Work to complete: Please set down the entries below once more, exactly.

(Data records for software interfaces)

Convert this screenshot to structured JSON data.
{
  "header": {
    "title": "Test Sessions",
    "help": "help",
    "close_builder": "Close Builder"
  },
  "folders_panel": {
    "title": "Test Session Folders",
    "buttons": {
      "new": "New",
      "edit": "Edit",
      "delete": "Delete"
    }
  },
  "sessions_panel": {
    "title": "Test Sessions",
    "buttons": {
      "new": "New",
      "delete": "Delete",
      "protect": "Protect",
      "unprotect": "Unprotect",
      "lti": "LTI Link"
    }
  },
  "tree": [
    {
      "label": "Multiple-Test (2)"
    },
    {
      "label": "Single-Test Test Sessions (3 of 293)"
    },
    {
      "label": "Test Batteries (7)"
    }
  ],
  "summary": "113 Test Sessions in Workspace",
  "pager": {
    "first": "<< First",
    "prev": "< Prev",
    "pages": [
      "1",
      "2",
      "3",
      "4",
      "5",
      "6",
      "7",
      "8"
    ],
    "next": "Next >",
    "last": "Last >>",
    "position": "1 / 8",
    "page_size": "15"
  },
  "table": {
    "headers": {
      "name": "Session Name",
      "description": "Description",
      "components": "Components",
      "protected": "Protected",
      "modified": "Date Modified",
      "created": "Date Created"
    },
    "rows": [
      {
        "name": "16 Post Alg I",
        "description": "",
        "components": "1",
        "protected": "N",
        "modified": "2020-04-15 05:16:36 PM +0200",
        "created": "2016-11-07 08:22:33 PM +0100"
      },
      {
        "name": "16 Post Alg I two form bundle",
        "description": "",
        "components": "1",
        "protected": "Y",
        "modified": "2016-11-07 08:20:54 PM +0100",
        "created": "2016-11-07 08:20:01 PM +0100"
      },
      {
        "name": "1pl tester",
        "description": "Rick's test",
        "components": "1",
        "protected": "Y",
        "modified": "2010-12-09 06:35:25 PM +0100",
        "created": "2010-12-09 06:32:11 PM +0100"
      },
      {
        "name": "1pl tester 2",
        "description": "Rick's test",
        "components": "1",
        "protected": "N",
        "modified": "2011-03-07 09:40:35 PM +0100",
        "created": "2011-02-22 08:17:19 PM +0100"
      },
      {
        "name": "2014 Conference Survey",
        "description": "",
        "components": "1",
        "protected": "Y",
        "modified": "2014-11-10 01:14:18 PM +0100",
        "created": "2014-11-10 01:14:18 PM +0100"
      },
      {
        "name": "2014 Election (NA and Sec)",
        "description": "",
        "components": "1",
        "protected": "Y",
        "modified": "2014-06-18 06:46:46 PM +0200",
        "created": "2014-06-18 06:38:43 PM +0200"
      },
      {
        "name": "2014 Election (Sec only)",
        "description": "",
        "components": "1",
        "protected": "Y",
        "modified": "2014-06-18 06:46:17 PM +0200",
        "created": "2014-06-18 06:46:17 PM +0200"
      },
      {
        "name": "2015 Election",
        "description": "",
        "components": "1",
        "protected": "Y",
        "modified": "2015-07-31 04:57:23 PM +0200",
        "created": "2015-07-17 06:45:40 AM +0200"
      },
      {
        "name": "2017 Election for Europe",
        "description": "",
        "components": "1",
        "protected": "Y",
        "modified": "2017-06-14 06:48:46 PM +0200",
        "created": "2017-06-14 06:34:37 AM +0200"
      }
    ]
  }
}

Expected answer:
Convert this screenshot to structured JSON data.
{
  "header": {
    "title": "Test Sessions",
    "help": "help",
    "close_builder": "Close Builder"
  },
  "folders_panel": {
    "title": "Test Session Folders",
    "buttons": {
      "new": "New",
      "edit": "Edit",
      "delete": "Delete"
    }
  },
  "sessions_panel": {
    "title": "Test Sessions",
    "buttons": {
      "new": "New",
      "delete": "Delete",
      "protect": "Protect",
      "unprotect": "Unprotect",
      "lti": "LTI Link"
    }
  },
  "tree": [
    {
      "label": "Multiple-Test (2)"
    },
    {
      "label": "Single-Test Test Sessions (3 of 293)"
    },
    {
      "label": "Test Batteries (7)"
    }
  ],
  "summary": "113 Test Sessions in Workspace",
  "pager": {
    "first": "<< First",
    "prev": "< Prev",
    "pages": [
      "1",
      "2",
      "3",
      "4",
      "5",
      "6",
      "7",
      "8"
    ],
    "next": "Next >",
    "last": "Last >>",
    "position": "1 / 8",
    "page_size": "15"
  },
  "table": {
    "headers": {
      "name": "Session Name",
      "description": "Description",
      "components": "Components",
      "protected": "Protected",
      "modified": "Date Modified",
      "created": "Date Created"
    },
    "rows": [
      {
        "name": "16 Post Alg I",
        "description": "",
        "components": "1",
        "protected": "N",
        "modified": "2020-04-15 05:16:36 PM +0200",
        "created": "2016-11-07 08:22:33 PM +0100"
      },
      {
        "name": "16 Post Alg I two form bundle",
        "description": "",
        "components": "1",
        "protected": "Y",
        "modified": "2016-11-07 08:20:54 PM +0100",
        "created": "2016-11-07 08:20:01 PM +0100"
      },
      {
        "name": "1pl tester",
        "description": "Rick's test",
        "components": "1",
        "protected": "Y",
        "modified": "2010-12-09 06:35:25 PM +0100",
        "created": "2010-12-09 06:32:11 PM +0100"
      },
      {
        "name": "1pl tester 2",
        "description": "Rick's test",
        "components": "1",
        "protected": "N",
        "modified": "2011-03-07 09:40:35 PM +0100",
        "created": "2011-02-22 08:17:19 PM +0100"
      },
      {
        "name": "2014 Conference Survey",
        "description": "",
        "components": "1",
        "protected": "Y",
        "modified": "2014-11-10 01:14:18 PM +0100",
        "created": "2014-11-10 01:14:18 PM +0100"
      },
      {
        "name": "2014 Election (NA and Sec)",
        "description": "",
        "components": "1",
        "protected": "Y",
        "modified": "2014-06-18 06:46:46 PM +0200",
        "created": "2014-06-18 06:38:43 PM +0200"
      },
      {
        "name": "2014 Election (Sec only)",
        "description": "",
        "components": "1",
        "protected": "Y",
        "modified": "2014-06-18 06:46:17 PM +0200",
        "created": "2014-06-18 06:46:17 PM +0200"
      },
      {
        "name": "2015 Election",
        "description": "",
        "components": "1",
        "protected": "Y",
        "modified": "2015-07-31 04:57:23 PM +0200",
        "created": "2015-07-17 06:45:40 AM +0200"
      },
      {
        "name": "2017 Election for Europe",
        "description": "",
        "components": "1",
        "protected": "Y",
        "modified": "2017-06-14 06:48:46 PM +0200",
        "created": "2017-06-14 06:34:37 AM +0200"
      }
    ]
  }
}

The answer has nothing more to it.